DEV Community

Cover image for Changie - Replacments and Choices
miniscruff
miniscruff

Posted on

 

Changie - Replacments and Choices

Replacements

Odds are, if you are working on a large project or you are part of a team you are going to use more than one language. You might run python for machine learning, react on the frontend, ruby on rails for the backend and some java spring services sprinkled in. This on its own is not a problem, as engineers we have many solutions for this such as docker or kubernetes.

These tools will all have slight variations on how you might need to prepare and deploy a release. One thing in common is supplying release notes for a shared changelog. For this reason it was important that Changie work across as many languages as possible. One way this is achieved is with the replacement configurations. This configuration allows changie to update files with the newly prepared version as part of the build process. It works very similarly to sed with go templates for the version values.

NodeJS

Lets run through some examples, for NodeJS projects you will include the project version in the package json file. To have Changie update this value when you batch your release notes you can use the config below ( also seen on the docs here )

replacements:
  - path: package.json
    find: '  "version": ".*",'
    replace: '  "version": "{{.VersionNoPrefix}}",'
Enter fullscreen mode Exit fullscreen mode

Python

There are many ways projects define the versions in python projects so I can't go over all of them. But one common method used by fastAPI is to create a version attribute in either a __init__.py or __main__.py file at the root of your project. For example here is where the version is defined for FastAPI. This can be updated with a configuration similar to this:

replacements:
  - path: "fastapi/fastapi/__init__.py"
    find: '__version__ = ".*"'
    replace: '__version__ = "{{.VersionNoPrefix}}"'
Enter fullscreen mode Exit fullscreen mode

Rust

The cargo toml file includes a version field so the replacement for that would look like:

replacements:
  - path: "cargo.toml"
    find: 'version = ".*"'
    replace: 'version = "{{.VersionNoPrefix}}"'
Enter fullscreen mode Exit fullscreen mode

These are just a few examples, you can of course include multiple replacements and it should work for any language.

Choices

Changie will prompt the user for answers to two questions, if enabled anyway, when creating a new change fragment.

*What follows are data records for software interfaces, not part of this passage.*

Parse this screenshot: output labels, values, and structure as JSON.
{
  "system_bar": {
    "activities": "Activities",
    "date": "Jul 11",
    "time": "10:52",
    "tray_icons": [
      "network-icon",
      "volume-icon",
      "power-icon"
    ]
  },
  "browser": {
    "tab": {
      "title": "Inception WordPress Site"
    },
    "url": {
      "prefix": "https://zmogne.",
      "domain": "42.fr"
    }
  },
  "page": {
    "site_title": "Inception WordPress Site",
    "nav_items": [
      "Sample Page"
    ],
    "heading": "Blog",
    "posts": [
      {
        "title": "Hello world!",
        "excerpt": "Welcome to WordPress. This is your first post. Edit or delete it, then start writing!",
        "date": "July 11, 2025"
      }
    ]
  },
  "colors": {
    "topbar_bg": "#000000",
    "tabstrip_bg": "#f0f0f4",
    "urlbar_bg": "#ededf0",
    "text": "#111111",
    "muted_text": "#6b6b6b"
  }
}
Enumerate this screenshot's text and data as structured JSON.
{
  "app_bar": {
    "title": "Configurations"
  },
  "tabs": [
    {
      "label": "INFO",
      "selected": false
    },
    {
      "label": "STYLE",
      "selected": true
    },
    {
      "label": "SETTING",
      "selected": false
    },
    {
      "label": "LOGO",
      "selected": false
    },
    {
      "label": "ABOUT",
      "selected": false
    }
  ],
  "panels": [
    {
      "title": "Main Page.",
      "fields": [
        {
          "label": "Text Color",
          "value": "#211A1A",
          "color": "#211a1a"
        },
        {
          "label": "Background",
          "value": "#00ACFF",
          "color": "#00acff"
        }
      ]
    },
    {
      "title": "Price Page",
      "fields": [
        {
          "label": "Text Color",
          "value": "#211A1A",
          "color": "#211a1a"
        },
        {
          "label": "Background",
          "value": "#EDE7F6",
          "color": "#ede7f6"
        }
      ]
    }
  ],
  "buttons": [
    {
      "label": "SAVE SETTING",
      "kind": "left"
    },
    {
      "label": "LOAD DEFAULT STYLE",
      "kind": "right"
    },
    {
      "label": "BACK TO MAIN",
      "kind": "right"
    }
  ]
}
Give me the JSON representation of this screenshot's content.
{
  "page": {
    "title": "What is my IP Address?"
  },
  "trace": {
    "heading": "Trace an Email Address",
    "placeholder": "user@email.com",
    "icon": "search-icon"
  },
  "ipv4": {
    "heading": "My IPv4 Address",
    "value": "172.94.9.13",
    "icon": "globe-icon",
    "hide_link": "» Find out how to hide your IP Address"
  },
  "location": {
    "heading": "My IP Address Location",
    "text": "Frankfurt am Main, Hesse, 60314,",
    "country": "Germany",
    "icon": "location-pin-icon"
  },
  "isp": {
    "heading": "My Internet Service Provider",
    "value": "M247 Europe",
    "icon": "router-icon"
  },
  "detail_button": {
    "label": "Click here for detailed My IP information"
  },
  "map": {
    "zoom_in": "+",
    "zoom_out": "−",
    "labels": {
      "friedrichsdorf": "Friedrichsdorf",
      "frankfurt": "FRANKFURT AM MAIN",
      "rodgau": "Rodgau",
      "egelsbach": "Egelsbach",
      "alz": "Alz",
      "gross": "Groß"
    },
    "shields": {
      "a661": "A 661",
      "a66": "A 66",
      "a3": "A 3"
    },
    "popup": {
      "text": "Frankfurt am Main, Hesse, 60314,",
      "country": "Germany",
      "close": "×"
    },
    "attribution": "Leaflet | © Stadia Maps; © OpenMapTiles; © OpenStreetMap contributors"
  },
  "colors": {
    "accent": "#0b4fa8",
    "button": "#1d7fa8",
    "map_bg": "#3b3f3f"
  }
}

These are kind and body. Kind is associated with the type of change such as added, fixed, removed, or deprecated. Kind configuration allows setting labels, headers and formats.

The second question is the body of the change. This to can be disabled globally or per kind. You may want to disable this for certain kinds of changes that require more specific prompts.

Custom choices can be configured to add additional prompts to provide additional information for each change fragment. These choices are added to a custom map that can be used in the change format.

A short example is the one from Changie itself that asks for an issue number and adds a link when formatting. Changie's .changie.yaml is basically the default configuration with the issue choice added.

changeFormat: '* [#{{.Custom.Issue}}](https://github.com/miniscruff/changie/issues/{{.Custom.Issue}}) {{.Body}}'
custom:
- key: Issue
  type: int
  minInt: 1
Enter fullscreen mode Exit fullscreen mode

Another idea is to include a link to the author at the end.

# config yaml
custom:
- key: Author
  type: string
  minLength: 3
changeFormat: '* {{.Body}} fixed by [@{{.Custom.Author}}](https://github.com/{{.Custom.Author}})
Enter fullscreen mode Exit fullscreen mode

Custom choices can also be used in the header and footer formats. Such as including authors in the footer.

custom:
- key: Author
  type: string
  minLength: 3
footerFormat: |
  ### Contributors
  {{- range (customs .Changes "Author" | uniq) }}
  * [{{.}}](https://github.com/{{.}})
  {{- end}}
Enter fullscreen mode Exit fullscreen mode

That is all for now. Reach me on twitter @miniScruffDev or by starting a discussion on GitHub.

Top comments (0)

Advice For Junior Developers

Advice from a career of 15+ years for new and beginner developers just getting started on their journey.